**The problem**: Set down the entries exactly as they appear, apart from the images, which stay out.

**Input for this task**:
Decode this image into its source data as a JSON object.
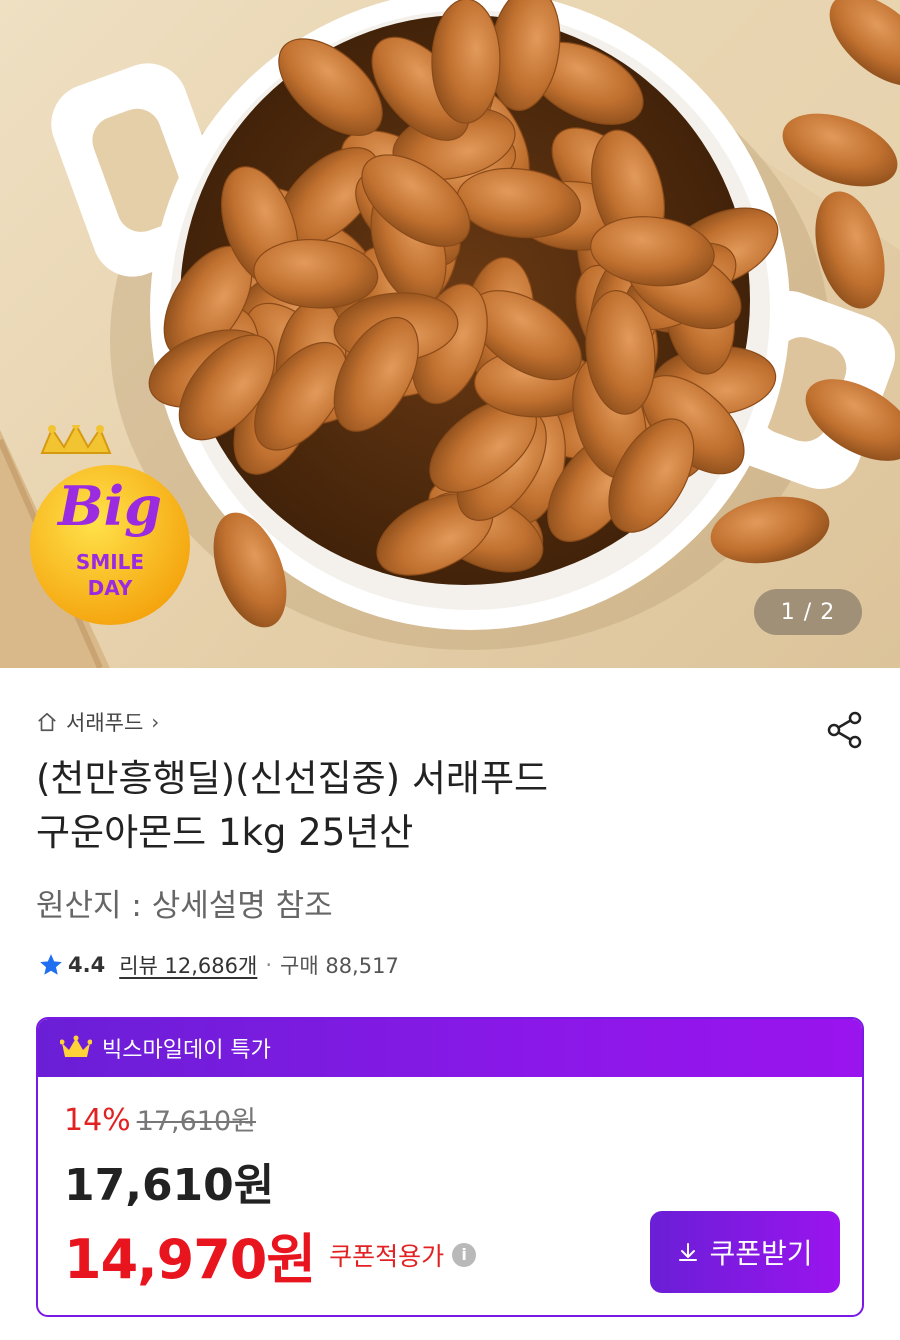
{
  "gallery": {
    "counter": "1 / 2"
  },
  "badge": {
    "line1": "Big",
    "line2": "SMILE",
    "line3": "DAY"
  },
  "breadcrumb": {
    "seller": "서래푸드"
  },
  "product": {
    "title_line1": "(천만흥행딜)(신선집중) 서래푸드",
    "title_line2": "구운아몬드 1kg 25년산",
    "origin": "원산지 : 상세설명 참조"
  },
  "rating": {
    "score": "4.4",
    "review_label": "리뷰 12,686개",
    "purchase_label": "구매 88,517"
  },
  "price_card": {
    "header": "빅스마일데이 특가",
    "discount_rate": "14%",
    "original_price": "17,610원",
    "sale_price": "17,610원",
    "coupon_price": "14,970원",
    "coupon_price_label": "쿠폰적용가",
    "coupon_button": "쿠폰받기"
  },
  "colors": {
    "accent": "#7a18e6",
    "price_red": "#e8151f",
    "star": "#1f6ff0"
  }
}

**Problem solution**:
Decode this image into its source data as a JSON object.
{
  "gallery": {
    "counter": "1 / 2"
  },
  "badge": {
    "line1": "Big",
    "line2": "SMILE",
    "line3": "DAY"
  },
  "breadcrumb": {
    "seller": "서래푸드"
  },
  "product": {
    "title_line1": "(천만흥행딜)(신선집중) 서래푸드",
    "title_line2": "구운아몬드 1kg 25년산",
    "origin": "원산지 : 상세설명 참조"
  },
  "rating": {
    "score": "4.4",
    "review_label": "리뷰 12,686개",
    "purchase_label": "구매 88,517"
  },
  "price_card": {
    "header": "빅스마일데이 특가",
    "discount_rate": "14%",
    "original_price": "17,610원",
    "sale_price": "17,610원",
    "coupon_price": "14,970원",
    "coupon_price_label": "쿠폰적용가",
    "coupon_button": "쿠폰받기"
  },
  "colors": {
    "accent": "#7a18e6",
    "price_red": "#e8151f",
    "star": "#1f6ff0"
  }
}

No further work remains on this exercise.